Dataset records: Begin

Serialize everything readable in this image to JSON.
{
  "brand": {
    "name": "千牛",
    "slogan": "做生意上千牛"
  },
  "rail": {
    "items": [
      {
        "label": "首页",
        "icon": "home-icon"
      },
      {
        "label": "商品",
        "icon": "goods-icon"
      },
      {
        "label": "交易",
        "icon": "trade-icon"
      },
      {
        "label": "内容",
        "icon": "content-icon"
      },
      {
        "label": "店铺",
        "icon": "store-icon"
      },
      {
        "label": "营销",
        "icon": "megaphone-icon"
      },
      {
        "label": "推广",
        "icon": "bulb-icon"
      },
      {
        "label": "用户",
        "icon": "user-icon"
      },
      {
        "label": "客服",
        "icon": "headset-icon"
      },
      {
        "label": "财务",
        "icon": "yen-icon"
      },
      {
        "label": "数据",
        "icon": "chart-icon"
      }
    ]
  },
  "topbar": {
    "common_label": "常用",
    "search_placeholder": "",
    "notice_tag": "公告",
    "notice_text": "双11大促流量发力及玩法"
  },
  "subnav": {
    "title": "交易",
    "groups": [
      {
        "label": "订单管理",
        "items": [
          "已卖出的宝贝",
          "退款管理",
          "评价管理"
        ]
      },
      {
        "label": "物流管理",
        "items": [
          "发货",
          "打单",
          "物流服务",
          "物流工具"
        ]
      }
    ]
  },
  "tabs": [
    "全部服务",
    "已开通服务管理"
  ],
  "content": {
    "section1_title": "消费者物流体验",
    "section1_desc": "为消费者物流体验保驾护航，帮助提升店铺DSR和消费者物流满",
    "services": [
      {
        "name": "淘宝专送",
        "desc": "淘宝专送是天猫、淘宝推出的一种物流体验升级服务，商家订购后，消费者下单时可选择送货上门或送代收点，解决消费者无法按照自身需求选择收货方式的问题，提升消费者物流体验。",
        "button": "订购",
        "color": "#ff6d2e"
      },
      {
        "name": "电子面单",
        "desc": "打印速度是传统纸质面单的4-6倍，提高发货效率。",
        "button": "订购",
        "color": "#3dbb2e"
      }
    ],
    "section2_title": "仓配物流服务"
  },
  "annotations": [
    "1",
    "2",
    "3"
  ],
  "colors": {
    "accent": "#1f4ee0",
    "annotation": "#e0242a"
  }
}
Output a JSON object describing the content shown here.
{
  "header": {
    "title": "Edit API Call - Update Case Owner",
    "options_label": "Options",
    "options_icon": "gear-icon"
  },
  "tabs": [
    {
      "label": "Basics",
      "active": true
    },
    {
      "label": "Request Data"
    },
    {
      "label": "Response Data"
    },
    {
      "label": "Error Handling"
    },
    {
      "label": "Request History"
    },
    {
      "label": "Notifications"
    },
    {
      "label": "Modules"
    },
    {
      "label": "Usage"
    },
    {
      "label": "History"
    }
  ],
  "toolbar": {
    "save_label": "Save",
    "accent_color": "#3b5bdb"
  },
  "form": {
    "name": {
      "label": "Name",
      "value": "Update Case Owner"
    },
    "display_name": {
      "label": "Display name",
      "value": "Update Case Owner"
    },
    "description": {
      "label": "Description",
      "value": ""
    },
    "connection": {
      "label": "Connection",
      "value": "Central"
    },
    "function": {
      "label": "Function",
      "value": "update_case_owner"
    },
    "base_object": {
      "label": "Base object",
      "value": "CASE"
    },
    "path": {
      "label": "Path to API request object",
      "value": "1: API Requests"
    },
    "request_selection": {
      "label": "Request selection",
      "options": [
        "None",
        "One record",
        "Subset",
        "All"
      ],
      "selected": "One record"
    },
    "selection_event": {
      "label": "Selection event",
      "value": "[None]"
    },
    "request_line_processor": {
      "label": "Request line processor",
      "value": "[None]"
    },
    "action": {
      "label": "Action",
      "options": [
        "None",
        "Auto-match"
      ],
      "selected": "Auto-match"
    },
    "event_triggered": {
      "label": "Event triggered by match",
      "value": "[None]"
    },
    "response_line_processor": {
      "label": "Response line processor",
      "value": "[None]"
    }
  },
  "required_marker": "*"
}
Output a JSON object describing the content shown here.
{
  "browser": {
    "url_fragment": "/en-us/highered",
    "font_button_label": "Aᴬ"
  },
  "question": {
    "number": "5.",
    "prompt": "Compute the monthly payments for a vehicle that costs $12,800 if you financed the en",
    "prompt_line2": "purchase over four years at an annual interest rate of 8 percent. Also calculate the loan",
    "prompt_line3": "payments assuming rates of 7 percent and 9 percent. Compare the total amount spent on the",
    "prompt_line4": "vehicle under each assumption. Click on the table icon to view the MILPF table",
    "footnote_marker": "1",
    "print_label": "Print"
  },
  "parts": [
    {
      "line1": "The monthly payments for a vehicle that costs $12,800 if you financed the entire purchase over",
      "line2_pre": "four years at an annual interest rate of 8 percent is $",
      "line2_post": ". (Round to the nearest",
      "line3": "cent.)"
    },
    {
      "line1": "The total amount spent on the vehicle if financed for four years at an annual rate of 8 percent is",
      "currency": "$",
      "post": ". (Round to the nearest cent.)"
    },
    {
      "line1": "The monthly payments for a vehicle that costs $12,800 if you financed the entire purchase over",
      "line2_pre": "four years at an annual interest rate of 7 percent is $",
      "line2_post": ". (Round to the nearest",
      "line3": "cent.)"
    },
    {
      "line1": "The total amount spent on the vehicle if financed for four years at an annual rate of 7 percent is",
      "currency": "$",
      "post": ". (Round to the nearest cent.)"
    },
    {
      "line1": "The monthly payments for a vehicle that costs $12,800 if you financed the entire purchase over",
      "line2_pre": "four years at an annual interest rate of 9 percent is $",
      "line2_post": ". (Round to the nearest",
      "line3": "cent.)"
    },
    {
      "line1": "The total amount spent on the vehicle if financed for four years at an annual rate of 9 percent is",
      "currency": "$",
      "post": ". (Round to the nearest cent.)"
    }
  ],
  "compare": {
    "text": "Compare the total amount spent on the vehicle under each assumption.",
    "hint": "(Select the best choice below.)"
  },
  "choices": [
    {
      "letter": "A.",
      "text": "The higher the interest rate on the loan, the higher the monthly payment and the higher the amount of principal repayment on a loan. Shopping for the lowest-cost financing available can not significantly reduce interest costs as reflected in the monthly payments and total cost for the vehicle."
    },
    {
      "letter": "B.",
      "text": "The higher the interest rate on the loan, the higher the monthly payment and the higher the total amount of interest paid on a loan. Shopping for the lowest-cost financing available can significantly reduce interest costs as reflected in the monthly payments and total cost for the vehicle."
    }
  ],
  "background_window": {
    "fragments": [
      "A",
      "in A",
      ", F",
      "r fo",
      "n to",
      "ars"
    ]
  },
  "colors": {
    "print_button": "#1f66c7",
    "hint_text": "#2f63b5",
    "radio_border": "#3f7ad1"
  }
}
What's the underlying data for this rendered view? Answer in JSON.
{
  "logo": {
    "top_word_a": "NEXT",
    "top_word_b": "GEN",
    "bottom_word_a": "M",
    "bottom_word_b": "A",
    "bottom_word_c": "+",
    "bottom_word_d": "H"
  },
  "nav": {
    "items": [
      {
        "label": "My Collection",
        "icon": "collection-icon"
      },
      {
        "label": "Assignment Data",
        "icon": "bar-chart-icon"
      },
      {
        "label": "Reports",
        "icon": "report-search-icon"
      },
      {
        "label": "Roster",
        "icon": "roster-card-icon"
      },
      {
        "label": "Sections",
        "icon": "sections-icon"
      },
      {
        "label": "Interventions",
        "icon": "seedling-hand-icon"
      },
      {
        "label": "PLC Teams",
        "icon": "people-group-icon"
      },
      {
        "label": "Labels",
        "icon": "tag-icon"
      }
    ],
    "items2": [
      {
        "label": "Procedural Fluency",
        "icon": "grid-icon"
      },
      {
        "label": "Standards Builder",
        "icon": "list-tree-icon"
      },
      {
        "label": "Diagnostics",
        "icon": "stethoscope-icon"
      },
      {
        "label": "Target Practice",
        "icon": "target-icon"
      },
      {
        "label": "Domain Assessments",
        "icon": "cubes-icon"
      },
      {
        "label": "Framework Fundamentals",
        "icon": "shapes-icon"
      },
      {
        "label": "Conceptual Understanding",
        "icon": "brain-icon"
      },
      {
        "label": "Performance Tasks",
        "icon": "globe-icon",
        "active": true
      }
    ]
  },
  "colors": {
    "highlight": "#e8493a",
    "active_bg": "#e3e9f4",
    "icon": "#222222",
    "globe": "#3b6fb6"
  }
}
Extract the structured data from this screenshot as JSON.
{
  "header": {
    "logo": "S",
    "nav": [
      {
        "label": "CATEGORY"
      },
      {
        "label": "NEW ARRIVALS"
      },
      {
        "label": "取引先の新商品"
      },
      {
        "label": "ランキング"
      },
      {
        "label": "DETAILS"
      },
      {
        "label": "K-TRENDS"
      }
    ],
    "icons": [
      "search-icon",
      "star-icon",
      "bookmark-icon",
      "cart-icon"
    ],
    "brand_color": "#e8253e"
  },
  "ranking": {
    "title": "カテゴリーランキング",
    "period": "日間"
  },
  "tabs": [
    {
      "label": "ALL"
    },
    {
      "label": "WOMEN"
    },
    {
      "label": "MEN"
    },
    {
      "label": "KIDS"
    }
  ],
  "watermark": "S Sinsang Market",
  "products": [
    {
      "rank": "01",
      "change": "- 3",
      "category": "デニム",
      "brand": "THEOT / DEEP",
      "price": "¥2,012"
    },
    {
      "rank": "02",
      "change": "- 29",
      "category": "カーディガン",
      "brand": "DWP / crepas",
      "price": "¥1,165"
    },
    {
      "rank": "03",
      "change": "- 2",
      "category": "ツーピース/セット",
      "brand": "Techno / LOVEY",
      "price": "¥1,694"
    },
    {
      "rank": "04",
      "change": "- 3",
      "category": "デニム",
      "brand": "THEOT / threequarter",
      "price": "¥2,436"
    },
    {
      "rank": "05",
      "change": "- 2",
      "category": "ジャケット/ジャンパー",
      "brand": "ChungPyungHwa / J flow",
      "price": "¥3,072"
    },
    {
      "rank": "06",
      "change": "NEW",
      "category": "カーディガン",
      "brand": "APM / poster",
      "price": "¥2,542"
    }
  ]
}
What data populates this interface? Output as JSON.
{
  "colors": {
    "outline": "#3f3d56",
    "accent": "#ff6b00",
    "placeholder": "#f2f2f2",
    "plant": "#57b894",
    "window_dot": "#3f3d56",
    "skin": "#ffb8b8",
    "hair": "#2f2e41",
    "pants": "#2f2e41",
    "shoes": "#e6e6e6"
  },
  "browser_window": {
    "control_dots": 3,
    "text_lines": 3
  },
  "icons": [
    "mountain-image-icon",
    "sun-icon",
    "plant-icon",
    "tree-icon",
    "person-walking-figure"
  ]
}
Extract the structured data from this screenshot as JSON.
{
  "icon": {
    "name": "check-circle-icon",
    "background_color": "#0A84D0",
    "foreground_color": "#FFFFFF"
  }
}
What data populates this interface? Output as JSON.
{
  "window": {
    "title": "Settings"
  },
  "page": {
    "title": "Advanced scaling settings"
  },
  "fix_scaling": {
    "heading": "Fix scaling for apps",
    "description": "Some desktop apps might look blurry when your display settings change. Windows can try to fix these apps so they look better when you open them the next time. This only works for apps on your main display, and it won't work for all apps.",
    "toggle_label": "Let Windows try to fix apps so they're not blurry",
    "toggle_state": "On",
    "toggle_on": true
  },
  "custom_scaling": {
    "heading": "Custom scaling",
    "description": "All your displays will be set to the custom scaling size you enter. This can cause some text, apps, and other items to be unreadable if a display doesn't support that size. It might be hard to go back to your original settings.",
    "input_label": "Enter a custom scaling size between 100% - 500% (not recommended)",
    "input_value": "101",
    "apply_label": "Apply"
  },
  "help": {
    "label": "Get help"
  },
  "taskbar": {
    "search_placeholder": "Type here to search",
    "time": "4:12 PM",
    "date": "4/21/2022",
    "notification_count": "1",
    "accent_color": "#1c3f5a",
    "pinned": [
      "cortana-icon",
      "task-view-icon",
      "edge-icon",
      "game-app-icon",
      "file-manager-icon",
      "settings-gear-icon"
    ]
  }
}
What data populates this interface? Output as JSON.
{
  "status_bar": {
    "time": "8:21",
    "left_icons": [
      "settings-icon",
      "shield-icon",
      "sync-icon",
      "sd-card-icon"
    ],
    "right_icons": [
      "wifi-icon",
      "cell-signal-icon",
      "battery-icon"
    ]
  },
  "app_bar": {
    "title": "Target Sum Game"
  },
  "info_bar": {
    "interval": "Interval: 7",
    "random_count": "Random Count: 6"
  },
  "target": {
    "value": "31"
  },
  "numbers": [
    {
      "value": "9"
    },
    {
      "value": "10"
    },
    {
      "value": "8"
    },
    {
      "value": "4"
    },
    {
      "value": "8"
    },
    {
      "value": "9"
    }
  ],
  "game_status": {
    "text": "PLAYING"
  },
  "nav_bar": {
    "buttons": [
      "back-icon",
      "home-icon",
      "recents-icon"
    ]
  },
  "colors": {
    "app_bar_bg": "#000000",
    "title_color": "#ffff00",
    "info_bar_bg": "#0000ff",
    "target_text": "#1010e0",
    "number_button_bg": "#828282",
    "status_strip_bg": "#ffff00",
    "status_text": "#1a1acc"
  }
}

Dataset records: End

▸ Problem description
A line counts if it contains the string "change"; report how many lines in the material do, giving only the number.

▸ Output for this exercise
7